During the session, Brian Byrne, EMVCo’s director of engagement and operations, and Jonathan Main, chair of the EMVCo Board of Managers, provided insight into how EMVCo’s forthcoming Contactless Kernel Specification will simplify and advance global contactless acceptance, how elliptic curve cryptography (ECC) offers a state-of-the-art security solution and how IQ demodulation supports improved transaction speeds and more reliable data transmission.
They also explained how developments in wireless technologies including ultra wideband (UWB), Bluetooth Low Energy (BLE) and WiFi offer opportunities for new use cases, including in-aisle in-store payments and automatic entry payments for events or transport.

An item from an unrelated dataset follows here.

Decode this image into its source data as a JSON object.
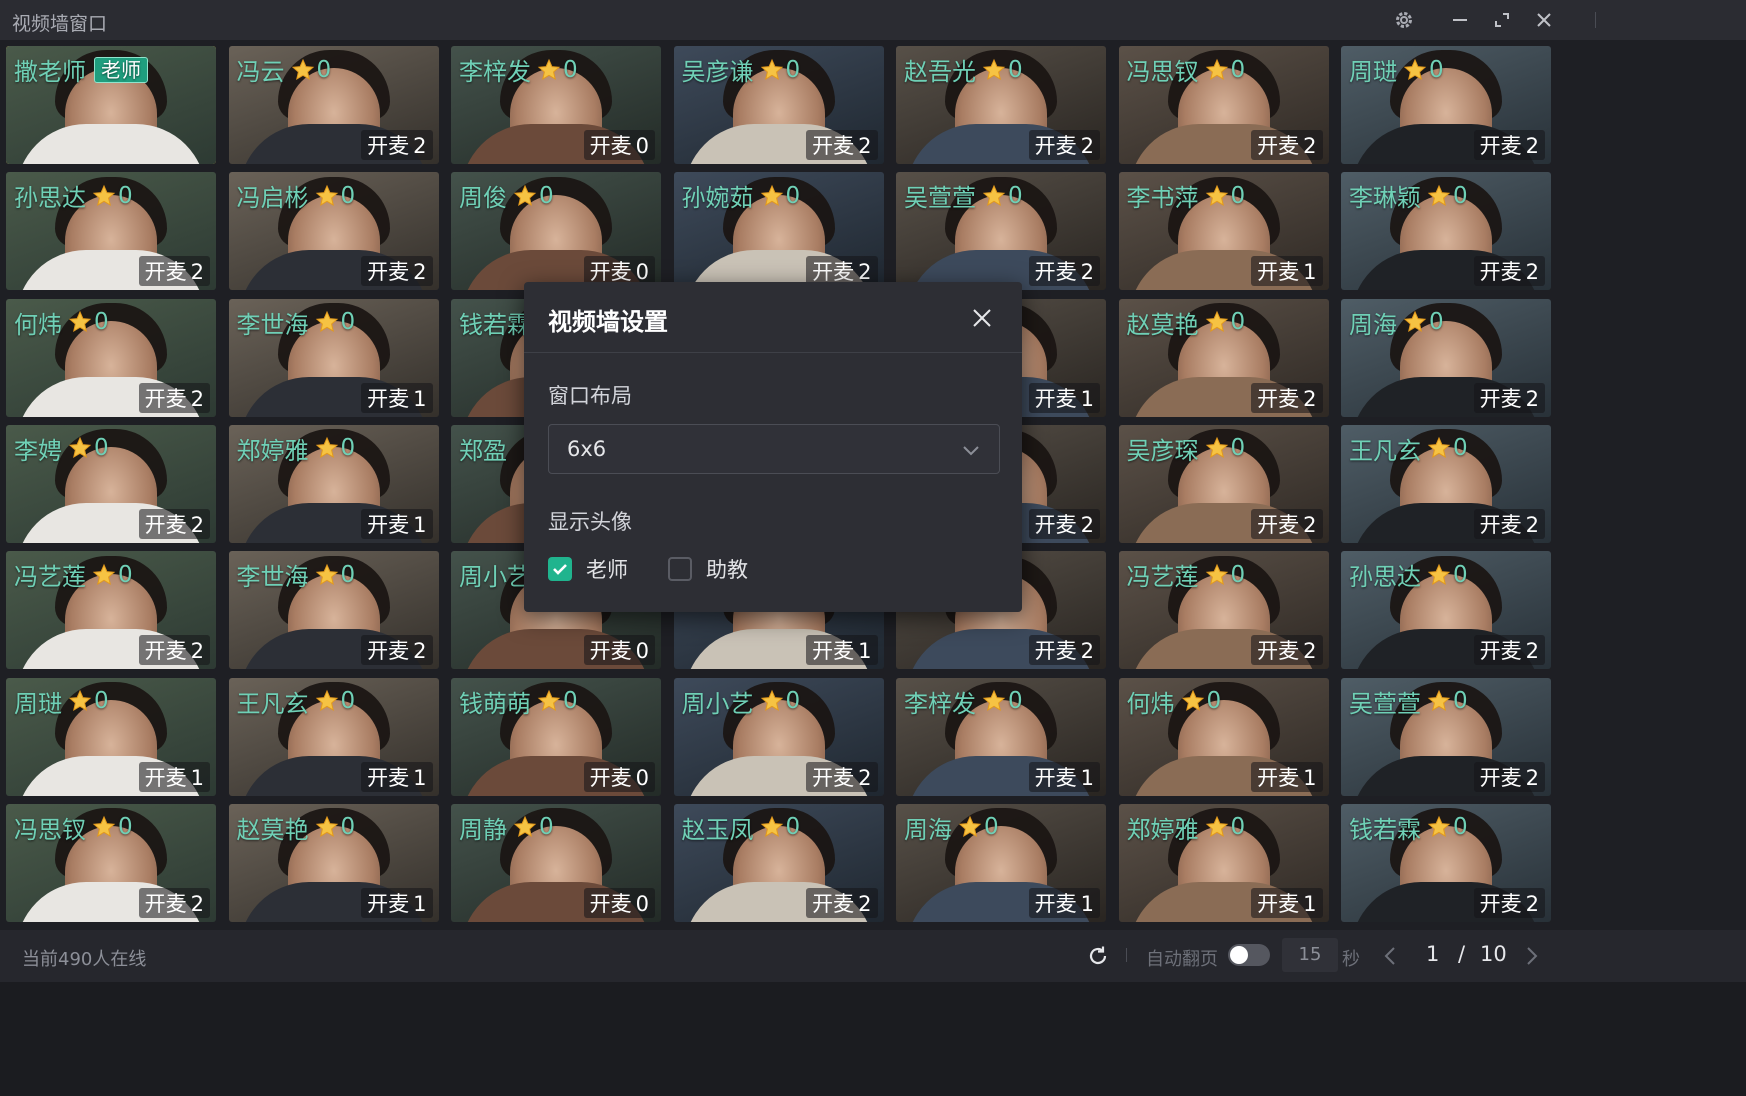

EMVCo works with industry stakeholders to develop specifications for payment technologies in order to guarantee worldwide interoperability. It has developed the EMV Contactless Kernel Specification in order to address issues of cost and complexity caused by the current diversity of contactless kernels used in payment terminals, the speakers explained.
EMV Contactless Kernel
The specification will streamline contactless payment acceptance globally whilst supporting existing contactless architecture, co-existing with legacy kernels and minimising impact on processing networks. It will also be optimised for cloud operation and support offline transactions, they said.
In addition, the specification will lead to enhanced security in contactless transactions by incorporating advanced technologies such as ECC, which provides a higher level of security whilst working with smaller cryptographic keys than existing RSA cryptography solutions.
The implementation of IQ demodulation technology will also offer more reliable data transmission that will improve transaction speeds as well as “greater flexibility in where the card or device can be positioned to be read by a payment terminal”.
EMVCo is also currently exploring the opportunities and challenges of longer-range wireless technologies such as BLE, UWB, WiFi and mobile data to determine how they might impact on contactless payment systems and how future specifications might be introduced to ensure interoperability and security across new use cases, especially those involving longer-range wireless data transfer, Byrne and Main revealed.
During the Q&A session, chaired by NFCW editor Sarah Clark, the speakers answered questions relating to the availability, implementation and impact of the EMV Contactless Kernel Specification, technologies including software POS contactless acceptance solutions and biometrics, and issues that EMVCo is exploring in relation to UWB, BLE and other longer-range contactless technologies.
A video recording of the event, along with a copy of EMVCo’s slide deck from the session, is now available to watch in the NFCW Knowledge Centre here.
EMVCo reports on the future of contactless payments was written by Tom Phillips and published by NFCW.